NASHVILLE, Tenn. and MENDRISIO, Switzerland—Harrow, an eyecare pharmaceutical company exclusively focused on the discovery, development and commercialization of innovative ophthalmic therapies, and Sintetica, S.A., a growing pharmaceutical company focused on analgesics, local anesthetics, and sterile injectable solutions, jointly announced the U.S. Food and Drug Administration (FDA) approval of Iheezo (chloroprocaine hydrochloride ophthalmic gel) 3% for ocular surface anesthesia. Iheezo is a sterile, single-patient‑use, physician‑administered, ophthalmic gel preparation, containing no preservatives, that is safe and effective for ocular surface anesthesia, Harrow said.

Iheezo represents the first approved use in the U.S. ophthalmic market of chloroprocaine hydrochloride and the first branded ocular anesthetic approved for the U.S. ophthalmic market in nearly 14 years. The drug is protected by an Orange Book-listed patent that is valid until 2038.
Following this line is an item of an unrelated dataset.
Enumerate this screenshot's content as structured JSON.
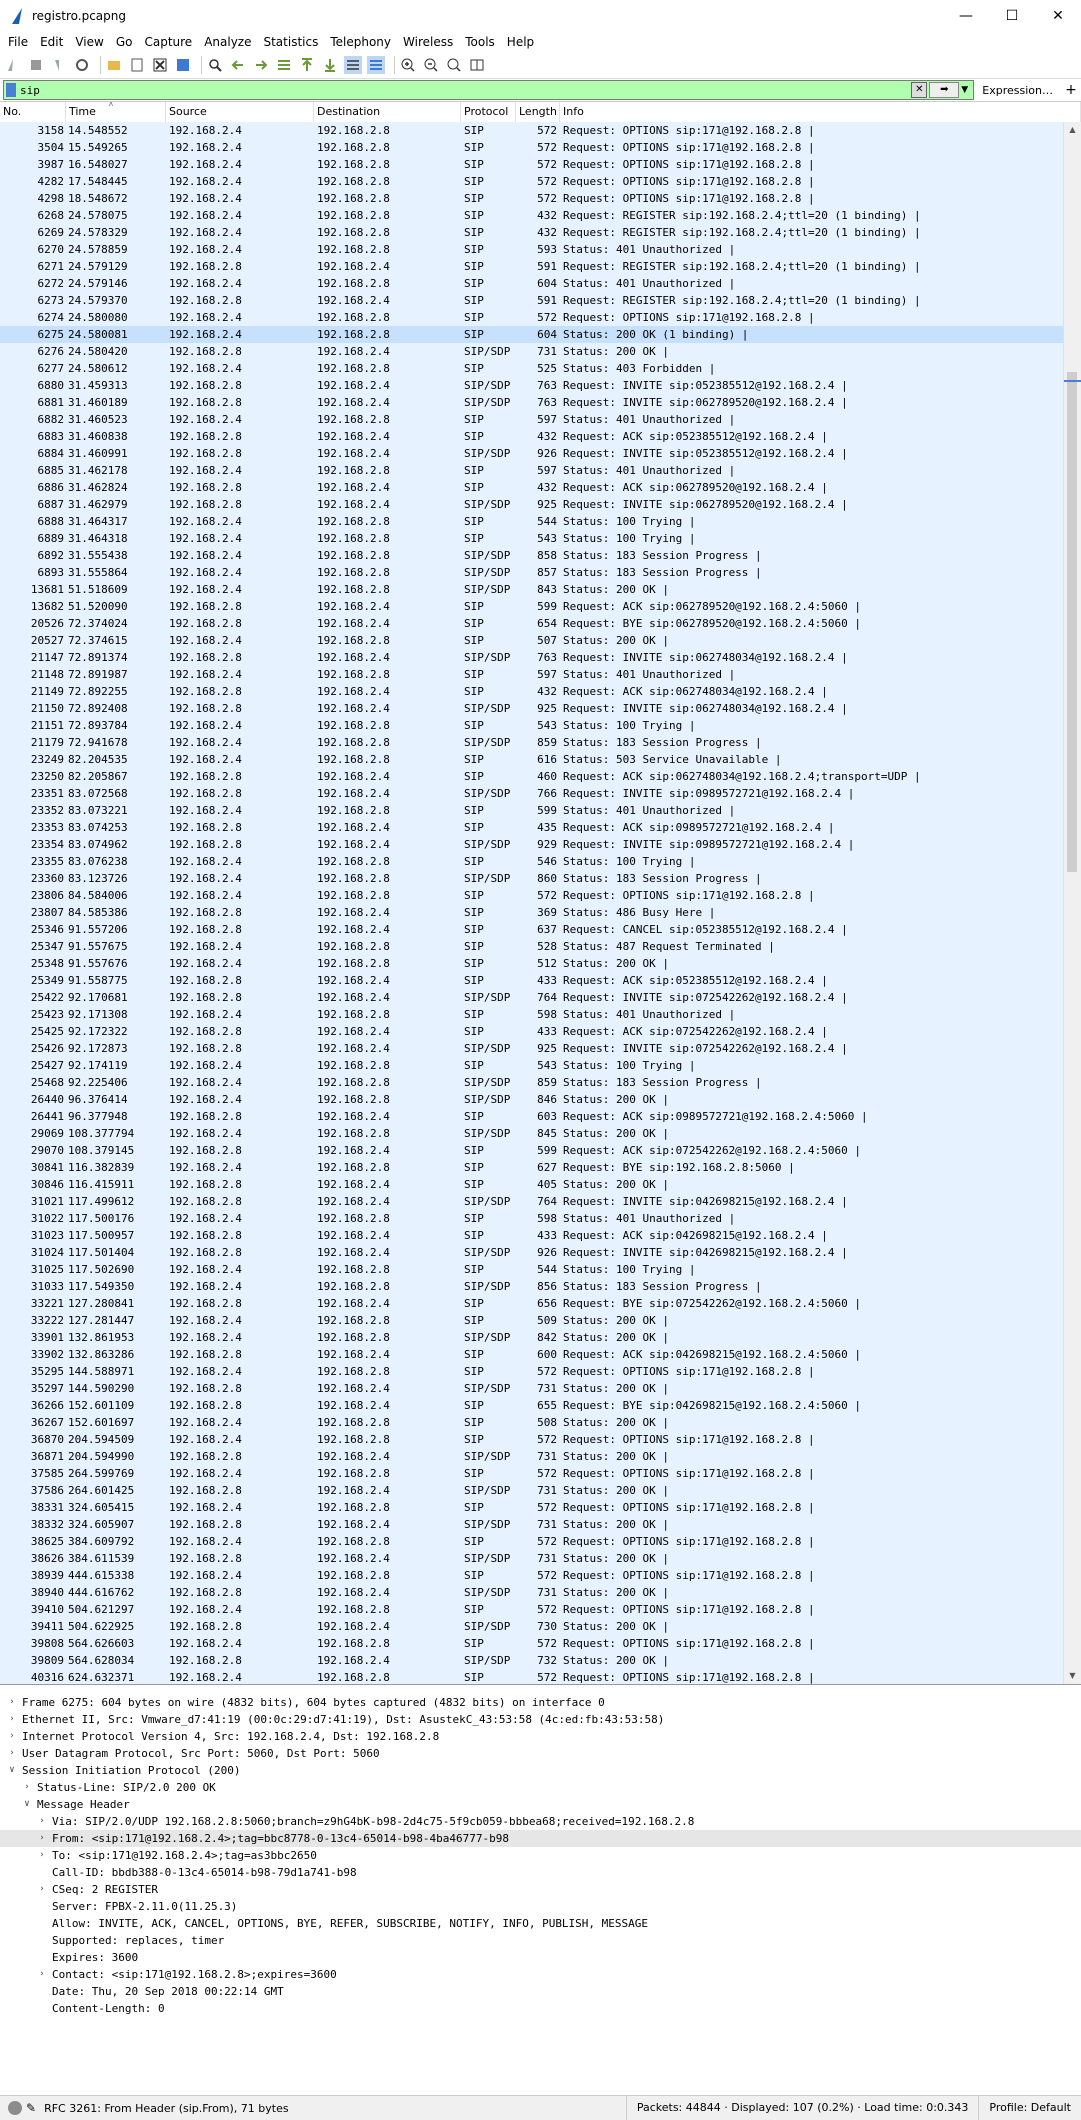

“On behalf of all our ophthalmic physician partners and the patients they serve, we and our partners at Sintetica are grateful to the FDA for a New Drug Application (NDA) review process that resulted in the approval of Iheezo in advance of our PDUFA target action date,” said Mark L. Baum, Harrow chairman and CEO. “We have always believed in the unique clinical value of Iheezo, and now that Iheezo is approved for use in the U.S. market, it has the potential to become an indispensable premium tool for eyecare professionals and their patients requiring ocular surface anesthesia.”
Nicola Caronzolo, Sintetica’s CEO, added, “I am particularly proud of this important milestone, which exemplifies the quality of Sintetica’s research and development groups and our ability to innovate—to be a global pharmaceuticals leader. I want to give special thanks to our regulatory group, who while working with the Harrow team, performed extraordinarily well, resulting in this early U.S. market approval for this important new medicine.”
The safety and efficacy of Iheezo were demonstrated in three human clinical studies. Studies 1 and 2 were randomized, double-blinded, placebo-controlled studies that evaluated the effect of Iheezo on healthy volunteers, and Study 3 was a randomized, prospective, multi-center, active-controlled, observer‑masked study that evaluated the administration of Iheezo in patients undergoing cataract surgery.
Study 3 marks the first time a U.S. drug candidate was studied in a surgical model for FDA approval in the ocular surface anesthesia category. This study demonstrated that Iheezo not only worked rapidly (in about 1 to 1.5 minutes) and provided sufficient anesthesia to successfully perform the surgical procedure (on average lasting 22 minutes), but importantly, no patient dosed with Iheezo required a supplemental treatment to complete the surgical procedure.
According to a September 2021 report by Market Scope, there are an estimated 4.5 million cataract surgeries and over 8 million intravitreal injections performed annually in the U.S., all of which typically utilize some form of ocular surface anesthesia.
Harrow is planning to launch Iheezo in the U.S. in second quarter of 2023, just ahead of the American Society of Cataract and Refractive Surgery (ASCRS) meeting in May in San Diego, Calif.